**Exercise goal**
When a line in the entries below contains the word "this", copy that line.

##### Exercise inputs #####

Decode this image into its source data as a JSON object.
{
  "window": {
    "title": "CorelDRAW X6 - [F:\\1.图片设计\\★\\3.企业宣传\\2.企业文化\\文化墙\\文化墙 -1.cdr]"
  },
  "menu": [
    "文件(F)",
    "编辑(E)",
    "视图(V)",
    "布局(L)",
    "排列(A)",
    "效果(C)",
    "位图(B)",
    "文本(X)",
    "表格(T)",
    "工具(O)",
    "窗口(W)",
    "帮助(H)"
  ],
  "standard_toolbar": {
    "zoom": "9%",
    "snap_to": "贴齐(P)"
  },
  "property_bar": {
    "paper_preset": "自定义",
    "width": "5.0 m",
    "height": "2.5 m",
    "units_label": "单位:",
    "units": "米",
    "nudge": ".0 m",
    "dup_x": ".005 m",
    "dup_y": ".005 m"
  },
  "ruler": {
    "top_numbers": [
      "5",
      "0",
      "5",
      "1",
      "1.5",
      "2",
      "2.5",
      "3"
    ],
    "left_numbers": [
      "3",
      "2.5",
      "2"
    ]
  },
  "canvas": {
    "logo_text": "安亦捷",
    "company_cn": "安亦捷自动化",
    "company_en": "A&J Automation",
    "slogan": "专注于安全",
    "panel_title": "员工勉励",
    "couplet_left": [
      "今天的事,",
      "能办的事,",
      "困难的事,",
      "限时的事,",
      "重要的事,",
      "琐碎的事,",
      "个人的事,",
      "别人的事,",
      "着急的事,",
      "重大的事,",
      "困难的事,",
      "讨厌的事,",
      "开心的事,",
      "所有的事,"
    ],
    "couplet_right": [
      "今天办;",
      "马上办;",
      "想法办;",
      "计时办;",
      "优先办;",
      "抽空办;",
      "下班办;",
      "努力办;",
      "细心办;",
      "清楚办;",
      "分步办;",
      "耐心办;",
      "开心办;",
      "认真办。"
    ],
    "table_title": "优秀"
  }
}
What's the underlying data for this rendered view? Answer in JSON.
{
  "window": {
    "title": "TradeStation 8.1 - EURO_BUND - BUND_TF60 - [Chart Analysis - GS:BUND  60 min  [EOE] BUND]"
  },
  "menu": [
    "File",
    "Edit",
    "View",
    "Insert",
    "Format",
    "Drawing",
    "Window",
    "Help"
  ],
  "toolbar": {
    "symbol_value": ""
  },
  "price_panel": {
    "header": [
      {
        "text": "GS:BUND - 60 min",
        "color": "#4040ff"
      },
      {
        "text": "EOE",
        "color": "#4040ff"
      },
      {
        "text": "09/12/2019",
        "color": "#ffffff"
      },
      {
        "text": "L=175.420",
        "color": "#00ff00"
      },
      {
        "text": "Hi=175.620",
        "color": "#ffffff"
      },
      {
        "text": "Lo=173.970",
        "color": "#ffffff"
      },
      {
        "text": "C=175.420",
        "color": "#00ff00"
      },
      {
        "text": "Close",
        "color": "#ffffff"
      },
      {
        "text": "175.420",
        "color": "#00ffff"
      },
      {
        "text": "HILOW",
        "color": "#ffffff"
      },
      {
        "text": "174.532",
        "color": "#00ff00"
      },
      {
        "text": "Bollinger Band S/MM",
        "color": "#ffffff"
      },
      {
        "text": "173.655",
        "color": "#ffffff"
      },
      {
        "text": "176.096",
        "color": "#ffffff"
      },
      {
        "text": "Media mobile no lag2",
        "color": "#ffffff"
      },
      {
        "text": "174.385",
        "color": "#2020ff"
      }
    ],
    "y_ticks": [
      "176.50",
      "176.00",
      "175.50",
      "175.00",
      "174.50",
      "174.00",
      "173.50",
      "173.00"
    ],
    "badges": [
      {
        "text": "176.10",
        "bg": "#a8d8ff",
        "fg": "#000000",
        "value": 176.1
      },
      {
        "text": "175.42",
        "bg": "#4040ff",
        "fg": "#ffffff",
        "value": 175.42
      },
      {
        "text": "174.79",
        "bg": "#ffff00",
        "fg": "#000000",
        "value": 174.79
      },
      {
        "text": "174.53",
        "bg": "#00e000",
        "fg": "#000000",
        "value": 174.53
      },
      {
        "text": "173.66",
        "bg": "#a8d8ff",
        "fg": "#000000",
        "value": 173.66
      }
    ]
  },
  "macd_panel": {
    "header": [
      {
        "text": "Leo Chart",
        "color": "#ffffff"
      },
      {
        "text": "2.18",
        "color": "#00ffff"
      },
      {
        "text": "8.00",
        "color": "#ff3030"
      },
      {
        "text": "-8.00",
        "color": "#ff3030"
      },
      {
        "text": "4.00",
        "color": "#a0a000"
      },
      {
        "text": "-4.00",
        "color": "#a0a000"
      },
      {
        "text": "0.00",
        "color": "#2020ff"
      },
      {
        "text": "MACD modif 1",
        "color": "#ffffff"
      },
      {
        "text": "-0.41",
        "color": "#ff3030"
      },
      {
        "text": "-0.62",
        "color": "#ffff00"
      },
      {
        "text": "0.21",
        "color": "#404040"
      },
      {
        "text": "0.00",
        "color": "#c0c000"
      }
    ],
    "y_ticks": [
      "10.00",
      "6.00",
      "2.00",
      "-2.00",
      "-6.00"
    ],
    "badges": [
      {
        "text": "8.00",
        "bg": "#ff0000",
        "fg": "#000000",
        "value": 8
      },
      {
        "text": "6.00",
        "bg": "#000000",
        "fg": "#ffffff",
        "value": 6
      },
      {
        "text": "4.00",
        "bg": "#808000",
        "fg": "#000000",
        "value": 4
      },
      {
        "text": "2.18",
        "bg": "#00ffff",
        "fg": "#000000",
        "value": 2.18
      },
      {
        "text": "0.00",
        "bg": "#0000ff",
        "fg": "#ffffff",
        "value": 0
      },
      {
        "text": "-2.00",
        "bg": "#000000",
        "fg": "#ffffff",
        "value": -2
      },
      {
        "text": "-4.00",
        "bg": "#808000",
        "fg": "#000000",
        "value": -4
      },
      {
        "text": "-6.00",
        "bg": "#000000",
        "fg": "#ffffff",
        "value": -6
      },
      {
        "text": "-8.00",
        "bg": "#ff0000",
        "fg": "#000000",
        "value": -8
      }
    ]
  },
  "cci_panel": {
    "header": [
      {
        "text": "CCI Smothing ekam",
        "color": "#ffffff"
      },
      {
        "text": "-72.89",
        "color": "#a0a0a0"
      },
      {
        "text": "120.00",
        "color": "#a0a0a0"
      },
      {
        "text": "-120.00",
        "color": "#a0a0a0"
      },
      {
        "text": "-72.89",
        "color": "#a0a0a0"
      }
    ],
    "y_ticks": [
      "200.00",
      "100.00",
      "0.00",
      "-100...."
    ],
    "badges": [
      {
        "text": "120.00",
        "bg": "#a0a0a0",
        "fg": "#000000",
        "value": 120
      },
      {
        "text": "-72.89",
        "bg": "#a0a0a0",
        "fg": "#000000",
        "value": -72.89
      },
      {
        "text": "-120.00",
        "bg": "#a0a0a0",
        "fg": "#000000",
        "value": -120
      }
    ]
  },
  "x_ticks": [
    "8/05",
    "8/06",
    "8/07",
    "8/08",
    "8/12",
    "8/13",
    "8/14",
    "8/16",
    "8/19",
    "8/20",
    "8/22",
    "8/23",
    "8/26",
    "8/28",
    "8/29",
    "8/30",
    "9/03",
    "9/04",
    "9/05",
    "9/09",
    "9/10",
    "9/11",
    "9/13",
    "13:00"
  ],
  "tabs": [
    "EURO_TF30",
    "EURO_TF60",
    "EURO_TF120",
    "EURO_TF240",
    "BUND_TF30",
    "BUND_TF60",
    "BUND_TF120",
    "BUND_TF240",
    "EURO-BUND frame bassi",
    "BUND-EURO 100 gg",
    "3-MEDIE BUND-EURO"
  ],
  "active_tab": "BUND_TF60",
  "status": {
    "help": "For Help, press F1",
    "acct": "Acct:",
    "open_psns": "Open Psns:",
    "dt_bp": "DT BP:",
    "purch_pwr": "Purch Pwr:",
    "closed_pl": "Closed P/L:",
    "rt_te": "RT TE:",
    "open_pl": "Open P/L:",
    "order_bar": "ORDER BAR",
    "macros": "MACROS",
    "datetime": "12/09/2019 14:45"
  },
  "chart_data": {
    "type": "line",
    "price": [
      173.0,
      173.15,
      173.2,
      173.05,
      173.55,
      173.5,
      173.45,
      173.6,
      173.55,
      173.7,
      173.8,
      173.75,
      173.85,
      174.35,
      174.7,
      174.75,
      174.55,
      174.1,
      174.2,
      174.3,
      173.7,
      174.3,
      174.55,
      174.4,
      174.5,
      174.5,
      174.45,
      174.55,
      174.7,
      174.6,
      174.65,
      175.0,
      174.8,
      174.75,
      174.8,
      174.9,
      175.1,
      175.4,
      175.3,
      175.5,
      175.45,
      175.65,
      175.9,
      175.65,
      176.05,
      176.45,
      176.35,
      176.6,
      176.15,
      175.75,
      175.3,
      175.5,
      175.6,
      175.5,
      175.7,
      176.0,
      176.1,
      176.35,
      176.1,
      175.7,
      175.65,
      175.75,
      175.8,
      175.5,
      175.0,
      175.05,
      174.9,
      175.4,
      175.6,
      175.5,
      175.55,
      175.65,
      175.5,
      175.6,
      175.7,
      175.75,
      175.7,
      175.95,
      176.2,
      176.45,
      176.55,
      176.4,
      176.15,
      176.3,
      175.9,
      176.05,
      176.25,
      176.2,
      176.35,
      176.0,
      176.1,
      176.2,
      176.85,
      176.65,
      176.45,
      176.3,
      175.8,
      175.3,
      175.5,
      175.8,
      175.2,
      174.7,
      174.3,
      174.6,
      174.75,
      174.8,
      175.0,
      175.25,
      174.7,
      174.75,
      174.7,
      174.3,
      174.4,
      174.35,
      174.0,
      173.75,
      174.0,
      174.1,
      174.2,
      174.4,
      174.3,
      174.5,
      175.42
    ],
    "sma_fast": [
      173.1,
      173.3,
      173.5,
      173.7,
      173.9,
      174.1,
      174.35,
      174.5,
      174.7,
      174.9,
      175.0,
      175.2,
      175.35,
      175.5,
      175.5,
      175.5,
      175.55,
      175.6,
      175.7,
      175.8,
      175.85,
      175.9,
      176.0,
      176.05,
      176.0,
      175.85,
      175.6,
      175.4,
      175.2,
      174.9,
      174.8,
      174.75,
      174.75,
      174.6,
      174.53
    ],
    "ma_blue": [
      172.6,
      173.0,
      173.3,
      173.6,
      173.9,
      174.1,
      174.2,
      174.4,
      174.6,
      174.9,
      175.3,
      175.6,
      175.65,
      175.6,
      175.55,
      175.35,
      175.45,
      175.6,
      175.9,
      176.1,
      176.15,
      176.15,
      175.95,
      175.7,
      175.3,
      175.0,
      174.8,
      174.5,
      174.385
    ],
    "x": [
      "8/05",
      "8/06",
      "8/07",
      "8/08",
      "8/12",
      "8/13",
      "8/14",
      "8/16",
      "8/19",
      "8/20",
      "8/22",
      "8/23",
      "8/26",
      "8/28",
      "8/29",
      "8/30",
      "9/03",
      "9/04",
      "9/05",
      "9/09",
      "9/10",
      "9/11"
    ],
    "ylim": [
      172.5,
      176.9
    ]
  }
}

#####

**Response box**
Decode this image into its source data as a JSON object.
What's the underlying data for this rendered view? Answer in JSON.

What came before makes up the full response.